the fates

No matter that it was only day seven since the last one. It was hot, easily ninety, and wicked humid. Calvin had woken up sneezing again, his temperature subnormal. The blown glass barometer mounted on the wall gushed blue water from its spout onto the floor. Sunday's full moon had just passed overhead. The fates, it seemed, had conspired against my boy once more.

Trip up, keel over, fall down, poke eyes, go crazy, walk in circles, whine, fuss, refuse water and food; he did all of it and wanted none of it. The nurse I was training told me that she didn't have a good feeling, said she thought he might have a seizure soon, that she just felt it in her gut. "Are you clairvoyant?" I asked, to which she answered, "Sometimes I know who is on the phone before I answer it."

Later, the house was abuzz. Michael cooked soba noodles with lemon, garlic and pine nuts and browned cumin seed for the salmon. We opened up the house to let in the early evening air. Calvin spun in his johnny-jump-up with one finger stuck in his eye while I quickly ran downstairs to finish the laundry I'd had no time to deal with all day. I was in the cool of the basement no longer than two minutes before coming upstairs to find Calvin slung in his jumper, his limp arms and legs jerking in time. Suspended there, he appeared like a marionette dancing on the end of a puppeteer's wand. "He's having a seizure!" I called, and Michael and I raced to release him from his tether.

Gma and Gpa, visiting from Florida, stood quietly and helplessly at our sides as they watched their grandchild seize for six more minutes, perhaps wondering, as we were, if he'd come out of it on his own. I knew they'd not seen a seizure quite like this one—so eerie, so long—perhaps didn't remember having seen one before.

"Shitty," my father-in-law loathed, referencing the seizure, the whole sorry state of affairs that is epilepsy, and I put my arm around him and gave him a hug. And I thought about the hundreds of seizures, the mountains of drugs, the relentless side effects, the pain, the stress, the frustration, the worry, the burden, the loss. I thought about Calvin and his brain and wondered if the fates would ever in our lifetimes cease to conspire against my little, defenseless boy.


  1. all of this is shitty. That's the word. And maybe wrong, senseless, rotten, unreasonable, hellish, unrelenting, and so much more.

  2. I am so sorry for you all....I hope Calvin is doing better now. xoxo Caron

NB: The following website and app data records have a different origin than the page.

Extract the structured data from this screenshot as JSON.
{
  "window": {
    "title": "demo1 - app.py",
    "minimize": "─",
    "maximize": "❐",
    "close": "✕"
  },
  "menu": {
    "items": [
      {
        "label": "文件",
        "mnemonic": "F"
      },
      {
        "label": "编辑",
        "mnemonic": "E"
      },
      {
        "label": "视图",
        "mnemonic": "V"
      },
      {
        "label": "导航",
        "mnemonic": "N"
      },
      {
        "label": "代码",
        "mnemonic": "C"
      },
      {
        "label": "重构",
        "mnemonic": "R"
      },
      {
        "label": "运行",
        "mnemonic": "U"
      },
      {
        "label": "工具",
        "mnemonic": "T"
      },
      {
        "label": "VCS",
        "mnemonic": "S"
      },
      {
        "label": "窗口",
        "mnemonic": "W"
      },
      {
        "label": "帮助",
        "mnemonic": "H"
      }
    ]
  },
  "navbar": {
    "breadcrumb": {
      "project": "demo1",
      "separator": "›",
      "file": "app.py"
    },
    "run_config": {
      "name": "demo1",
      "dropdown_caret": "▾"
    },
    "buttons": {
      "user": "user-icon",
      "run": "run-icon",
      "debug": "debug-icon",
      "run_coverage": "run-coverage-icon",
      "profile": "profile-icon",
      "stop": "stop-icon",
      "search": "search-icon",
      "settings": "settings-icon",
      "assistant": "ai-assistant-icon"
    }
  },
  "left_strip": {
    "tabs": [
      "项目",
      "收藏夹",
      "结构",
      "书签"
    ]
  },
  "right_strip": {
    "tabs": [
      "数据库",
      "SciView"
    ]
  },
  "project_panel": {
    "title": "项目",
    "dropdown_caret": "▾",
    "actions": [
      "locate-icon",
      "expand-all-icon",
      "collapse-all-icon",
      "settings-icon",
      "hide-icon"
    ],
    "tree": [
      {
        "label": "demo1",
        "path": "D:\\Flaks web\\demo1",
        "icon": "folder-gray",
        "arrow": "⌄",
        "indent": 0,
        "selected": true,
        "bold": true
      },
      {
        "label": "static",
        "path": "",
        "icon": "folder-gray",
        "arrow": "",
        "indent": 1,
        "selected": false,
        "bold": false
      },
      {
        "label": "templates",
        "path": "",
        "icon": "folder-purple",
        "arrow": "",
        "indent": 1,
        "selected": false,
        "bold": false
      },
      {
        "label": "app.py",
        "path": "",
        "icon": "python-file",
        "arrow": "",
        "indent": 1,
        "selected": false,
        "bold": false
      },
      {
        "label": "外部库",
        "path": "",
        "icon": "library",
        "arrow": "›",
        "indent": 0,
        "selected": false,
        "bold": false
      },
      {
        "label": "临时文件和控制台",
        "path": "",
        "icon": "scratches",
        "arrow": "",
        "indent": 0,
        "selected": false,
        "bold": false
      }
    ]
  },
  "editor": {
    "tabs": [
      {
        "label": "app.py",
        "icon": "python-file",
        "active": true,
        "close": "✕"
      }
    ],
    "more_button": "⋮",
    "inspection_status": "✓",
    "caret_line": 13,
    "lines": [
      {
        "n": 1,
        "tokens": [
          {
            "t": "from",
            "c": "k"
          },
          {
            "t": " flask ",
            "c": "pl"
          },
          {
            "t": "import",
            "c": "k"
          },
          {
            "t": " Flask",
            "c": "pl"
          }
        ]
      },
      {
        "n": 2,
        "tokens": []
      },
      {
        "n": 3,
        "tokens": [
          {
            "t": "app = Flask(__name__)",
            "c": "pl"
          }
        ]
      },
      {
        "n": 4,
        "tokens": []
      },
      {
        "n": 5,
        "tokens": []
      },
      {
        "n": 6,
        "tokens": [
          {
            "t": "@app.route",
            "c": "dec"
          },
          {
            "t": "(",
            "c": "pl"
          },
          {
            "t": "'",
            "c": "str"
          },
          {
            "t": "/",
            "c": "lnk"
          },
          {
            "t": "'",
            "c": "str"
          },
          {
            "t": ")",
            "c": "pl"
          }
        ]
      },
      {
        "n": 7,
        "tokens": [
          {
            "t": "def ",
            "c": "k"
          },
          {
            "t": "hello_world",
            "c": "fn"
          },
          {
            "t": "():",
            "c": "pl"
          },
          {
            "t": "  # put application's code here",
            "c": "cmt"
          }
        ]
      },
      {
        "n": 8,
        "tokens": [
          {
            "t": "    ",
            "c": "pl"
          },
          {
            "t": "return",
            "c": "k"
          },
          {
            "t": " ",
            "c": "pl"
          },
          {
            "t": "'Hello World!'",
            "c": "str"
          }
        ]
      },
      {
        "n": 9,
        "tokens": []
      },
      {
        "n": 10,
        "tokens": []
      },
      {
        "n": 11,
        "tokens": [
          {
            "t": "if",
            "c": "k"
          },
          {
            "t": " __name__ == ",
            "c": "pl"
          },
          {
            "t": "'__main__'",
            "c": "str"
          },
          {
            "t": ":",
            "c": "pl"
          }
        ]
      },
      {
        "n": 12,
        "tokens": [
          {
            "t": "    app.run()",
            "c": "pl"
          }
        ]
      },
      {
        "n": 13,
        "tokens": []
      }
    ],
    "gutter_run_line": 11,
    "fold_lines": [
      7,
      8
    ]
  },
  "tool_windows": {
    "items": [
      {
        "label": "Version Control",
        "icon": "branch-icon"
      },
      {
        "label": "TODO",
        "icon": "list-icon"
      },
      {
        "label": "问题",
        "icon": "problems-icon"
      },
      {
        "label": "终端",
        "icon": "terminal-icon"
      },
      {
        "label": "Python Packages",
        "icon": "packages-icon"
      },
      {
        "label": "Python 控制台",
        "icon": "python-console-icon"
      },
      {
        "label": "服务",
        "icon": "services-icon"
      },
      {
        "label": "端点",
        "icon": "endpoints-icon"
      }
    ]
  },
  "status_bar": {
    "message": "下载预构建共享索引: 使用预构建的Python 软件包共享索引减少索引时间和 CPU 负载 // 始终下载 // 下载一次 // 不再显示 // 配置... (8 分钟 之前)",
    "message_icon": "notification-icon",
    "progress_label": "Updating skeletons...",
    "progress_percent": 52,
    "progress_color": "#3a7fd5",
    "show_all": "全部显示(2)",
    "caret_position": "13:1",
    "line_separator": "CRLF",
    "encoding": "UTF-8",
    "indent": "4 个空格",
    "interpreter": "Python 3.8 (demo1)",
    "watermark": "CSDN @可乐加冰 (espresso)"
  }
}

  3. "our lives are shit" is the title of one of the chapters of my book -- a phrase uttered by my Swiss husband one night in the dark, as the baby screamed and screamed from the ACTH that we were giving her for her infantile spasms.

    1. we are living somewhat parallel universes. i hope you are enjoying BC. thinkin of you.